TASK REQUIREMENTS:
The full set of lines below has to be duplicated exactly, with no picture kept.

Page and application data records
*** Block opens ***
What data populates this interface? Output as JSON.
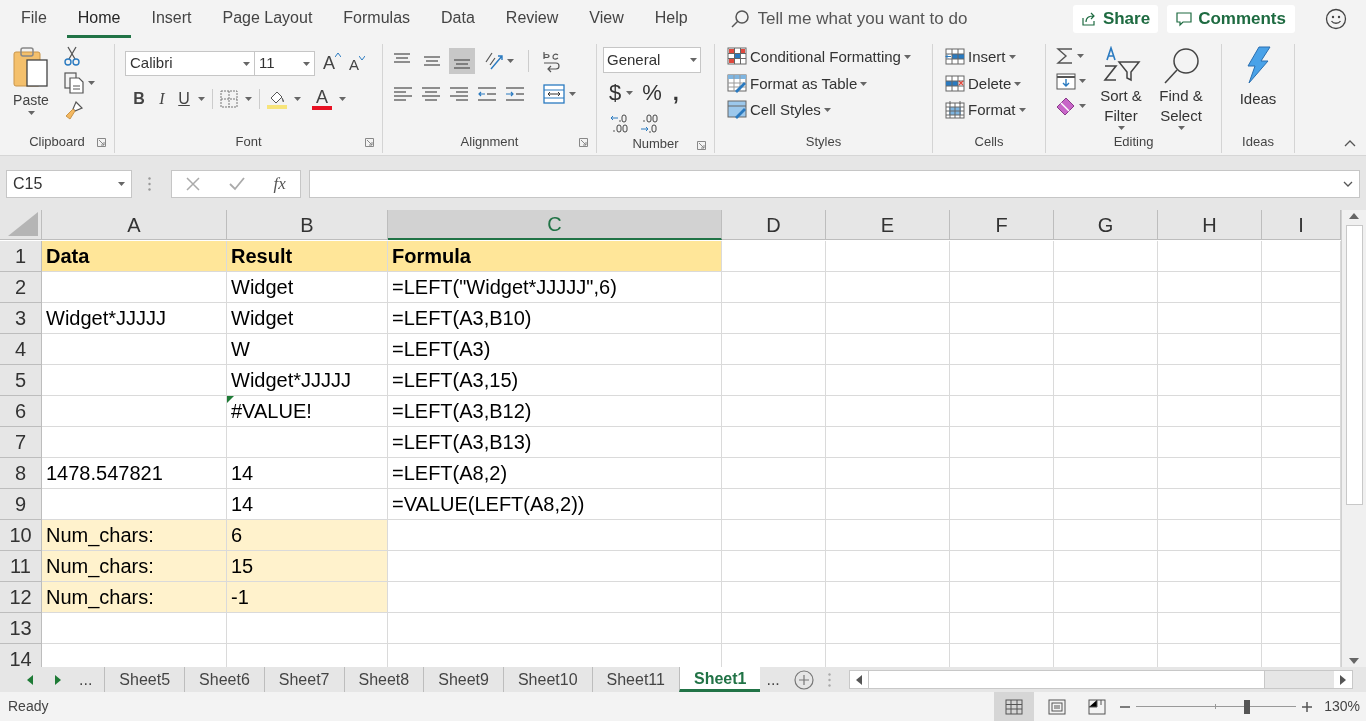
{
  "menu_tabs": [
    {
      "label": "File",
      "selected": false
    },
    {
      "label": "Home",
      "selected": true
    },
    {
      "label": "Insert",
      "selected": false
    },
    {
      "label": "Page Layout",
      "selected": false
    },
    {
      "label": "Formulas",
      "selected": false
    },
    {
      "label": "Data",
      "selected": false
    },
    {
      "label": "Review",
      "selected": false
    },
    {
      "label": "View",
      "selected": false
    },
    {
      "label": "Help",
      "selected": false
    }
  ],
  "tell_me": {
    "placeholder": "Tell me what you want to do"
  },
  "header_buttons": {
    "share": "Share",
    "comments": "Comments"
  },
  "ribbon": {
    "clipboard": {
      "label": "Clipboard",
      "paste": "Paste"
    },
    "font": {
      "label": "Font",
      "font_name": "Calibri",
      "font_size": "11",
      "grow": "A",
      "shrink": "A",
      "bold": "B",
      "italic": "I",
      "underline": "U",
      "font_color": "A"
    },
    "alignment": {
      "label": "Alignment",
      "vertical": [
        {
          "selected": false
        },
        {
          "selected": false
        },
        {
          "selected": true
        }
      ]
    },
    "number": {
      "label": "Number",
      "format": "General",
      "currency": "$",
      "percent": "%",
      "comma": ","
    },
    "styles": {
      "label": "Styles",
      "items": [
        "Conditional Formatting",
        "Format as Table",
        "Cell Styles"
      ]
    },
    "cells": {
      "label": "Cells",
      "items": [
        "Insert",
        "Delete",
        "Format"
      ]
    },
    "editing": {
      "label": "Editing",
      "sort": "Sort & Filter",
      "find": "Find & Select"
    },
    "ideas": {
      "label": "Ideas",
      "button": "Ideas"
    }
  },
  "formula_bar": {
    "name_box": "C15",
    "fx": "fx"
  },
  "columns": [
    {
      "label": "A",
      "selected": false
    },
    {
      "label": "B",
      "selected": false
    },
    {
      "label": "C",
      "selected": true
    },
    {
      "label": "D",
      "selected": false
    },
    {
      "label": "E",
      "selected": false
    },
    {
      "label": "F",
      "selected": false
    },
    {
      "label": "G",
      "selected": false
    },
    {
      "label": "H",
      "selected": false
    },
    {
      "label": "I",
      "selected": false
    }
  ],
  "rows": [
    {
      "number": "1",
      "kind": "header",
      "warning": false,
      "cells": {
        "A": "Data",
        "B": "Result",
        "C": "Formula"
      }
    },
    {
      "number": "2",
      "kind": "plain",
      "warning": false,
      "cells": {
        "B": "Widget",
        "C": "=LEFT(\"Widget*JJJJJ\",6)"
      }
    },
    {
      "number": "3",
      "kind": "plain",
      "warning": false,
      "cells": {
        "A": "Widget*JJJJJ",
        "B": "Widget",
        "C": "=LEFT(A3,B10)"
      }
    },
    {
      "number": "4",
      "kind": "plain",
      "warning": false,
      "cells": {
        "B": "W",
        "C": "=LEFT(A3)"
      }
    },
    {
      "number": "5",
      "kind": "plain",
      "warning": false,
      "cells": {
        "B": "Widget*JJJJJ",
        "C": "=LEFT(A3,15)"
      }
    },
    {
      "number": "6",
      "kind": "plain",
      "warning": true,
      "cells": {
        "B": "#VALUE!",
        "C": "=LEFT(A3,B12)"
      }
    },
    {
      "number": "7",
      "kind": "plain",
      "warning": false,
      "cells": {
        "C": "=LEFT(A3,B13)"
      }
    },
    {
      "number": "8",
      "kind": "plain",
      "warning": false,
      "cells": {
        "A": "1478.547821",
        "B": "14",
        "C": "=LEFT(A8,2)"
      }
    },
    {
      "number": "9",
      "kind": "plain",
      "warning": false,
      "cells": {
        "B": "14",
        "C": "=VALUE(LEFT(A8,2))"
      }
    },
    {
      "number": "10",
      "kind": "input",
      "warning": false,
      "cells": {
        "A": "Num_chars:",
        "B": "6"
      }
    },
    {
      "number": "11",
      "kind": "input",
      "warning": false,
      "cells": {
        "A": "Num_chars:",
        "B": "15"
      }
    },
    {
      "number": "12",
      "kind": "input",
      "warning": false,
      "cells": {
        "A": "Num_chars:",
        "B": "-1"
      }
    },
    {
      "number": "13",
      "kind": "plain",
      "warning": false
    },
    {
      "number": "14",
      "kind": "plain",
      "warning": false
    }
  ],
  "sheet_tabs": {
    "more_left": "...",
    "tabs": [
      {
        "label": "Sheet5",
        "selected": false
      },
      {
        "label": "Sheet6",
        "selected": false
      },
      {
        "label": "Sheet7",
        "selected": false
      },
      {
        "label": "Sheet8",
        "selected": false
      },
      {
        "label": "Sheet9",
        "selected": false
      },
      {
        "label": "Sheet10",
        "selected": false
      },
      {
        "label": "Sheet11",
        "selected": false
      },
      {
        "label": "Sheet1",
        "selected": true
      }
    ],
    "more_right": "..."
  },
  "status_bar": {
    "status": "Ready",
    "zoom": {
      "level": 0.7
    },
    "zoom_label": "130%"
  }
}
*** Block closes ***
EXERCISE RESPONSE:
What data populates this interface? Output as JSON.
{
  "menu_tabs": [
    {
      "label": "File",
      "selected": false
    },
    {
      "label": "Home",
      "selected": true
    },
    {
      "label": "Insert",
      "selected": false
    },
    {
      "label": "Page Layout",
      "selected": false
    },
    {
      "label": "Formulas",
      "selected": false
    },
    {
      "label": "Data",
      "selected": false
    },
    {
      "label": "Review",
      "selected": false
    },
    {
      "label": "View",
      "selected": false
    },
    {
      "label": "Help",
      "selected": false
    }
  ],
  "tell_me": {
    "placeholder": "Tell me what you want to do"
  },
  "header_buttons": {
    "share": "Share",
    "comments": "Comments"
  },
  "ribbon": {
    "clipboard": {
      "label": "Clipboard",
      "paste": "Paste"
    },
    "font": {
      "label": "Font",
      "font_name": "Calibri",
      "font_size": "11",
      "grow": "A",
      "shrink": "A",
      "bold": "B",
      "italic": "I",
      "underline": "U",
      "font_color": "A"
    },
    "alignment": {
      "label": "Alignment",
      "vertical": [
        {
          "selected": false
        },
        {
          "selected": false
        },
        {
          "selected": true
        }
      ]
    },
    "number": {
      "label": "Number",
      "format": "General",
      "currency": "$",
      "percent": "%",
      "comma": ","
    },
    "styles": {
      "label": "Styles",
      "items": [
        "Conditional Formatting",
        "Format as Table",
        "Cell Styles"
      ]
    },
    "cells": {
      "label": "Cells",
      "items": [
        "Insert",
        "Delete",
        "Format"
      ]
    },
    "editing": {
      "label": "Editing",
      "sort": "Sort & Filter",
      "find": "Find & Select"
    },
    "ideas": {
      "label": "Ideas",
      "button": "Ideas"
    }
  },
  "formula_bar": {
    "name_box": "C15",
    "fx": "fx"
  },
  "columns": [
    {
      "label": "A",
      "selected": false
    },
    {
      "label": "B",
      "selected": false
    },
    {
      "label": "C",
      "selected": true
    },
    {
      "label": "D",
      "selected": false
    },
    {
      "label": "E",
      "selected": false
    },
    {
      "label": "F",
      "selected": false
    },
    {
      "label": "G",
      "selected": false
    },
    {
      "label": "H",
      "selected": false
    },
    {
      "label": "I",
      "selected": false
    }
  ],
  "rows": [
    {
      "number": "1",
      "kind": "header",
      "warning": false,
      "cells": {
        "A": "Data",
        "B": "Result",
        "C": "Formula"
      }
    },
    {
      "number": "2",
      "kind": "plain",
      "warning": false,
      "cells": {
        "B": "Widget",
        "C": "=LEFT(\"Widget*JJJJJ\",6)"
      }
    },
    {
      "number": "3",
      "kind": "plain",
      "warning": false,
      "cells": {
        "A": "Widget*JJJJJ",
        "B": "Widget",
        "C": "=LEFT(A3,B10)"
      }
    },
    {
      "number": "4",
      "kind": "plain",
      "warning": false,
      "cells": {
        "B": "W",
        "C": "=LEFT(A3)"
      }
    },
    {
      "number": "5",
      "kind": "plain",
      "warning": false,
      "cells": {
        "B": "Widget*JJJJJ",
        "C": "=LEFT(A3,15)"
      }
    },
    {
      "number": "6",
      "kind": "plain",
      "warning": true,
      "cells": {
        "B": "#VALUE!",
        "C": "=LEFT(A3,B12)"
      }
    },
    {
      "number": "7",
      "kind": "plain",
      "warning": false,
      "cells": {
        "C": "=LEFT(A3,B13)"
      }
    },
    {
      "number": "8",
      "kind": "plain",
      "warning": false,
      "cells": {
        "A": "1478.547821",
        "B": "14",
        "C": "=LEFT(A8,2)"
      }
    },
    {
      "number": "9",
      "kind": "plain",
      "warning": false,
      "cells": {
        "B": "14",
        "C": "=VALUE(LEFT(A8,2))"
      }
    },
    {
      "number": "10",
      "kind": "input",
      "warning": false,
      "cells": {
        "A": "Num_chars:",
        "B": "6"
      }
    },
    {
      "number": "11",
      "kind": "input",
      "warning": false,
      "cells": {
        "A": "Num_chars:",
        "B": "15"
      }
    },
    {
      "number": "12",
      "kind": "input",
      "warning": false,
      "cells": {
        "A": "Num_chars:",
        "B": "-1"
      }
    },
    {
      "number": "13",
      "kind": "plain",
      "warning": false
    },
    {
      "number": "14",
      "kind": "plain",
      "warning": false
    }
  ],
  "sheet_tabs": {
    "more_left": "...",
    "tabs": [
      {
        "label": "Sheet5",
        "selected": false
      },
      {
        "label": "Sheet6",
        "selected": false
      },
      {
        "label": "Sheet7",
        "selected": false
      },
      {
        "label": "Sheet8",
        "selected": false
      },
      {
        "label": "Sheet9",
        "selected": false
      },
      {
        "label": "Sheet10",
        "selected": false
      },
      {
        "label": "Sheet11",
        "selected": false
      },
      {
        "label": "Sheet1",
        "selected": true
      }
    ],
    "more_right": "..."
  },
  "status_bar": {
    "status": "Ready",
    "zoom": {
      "level": 0.7
    },
    "zoom_label": "130%"
  }
}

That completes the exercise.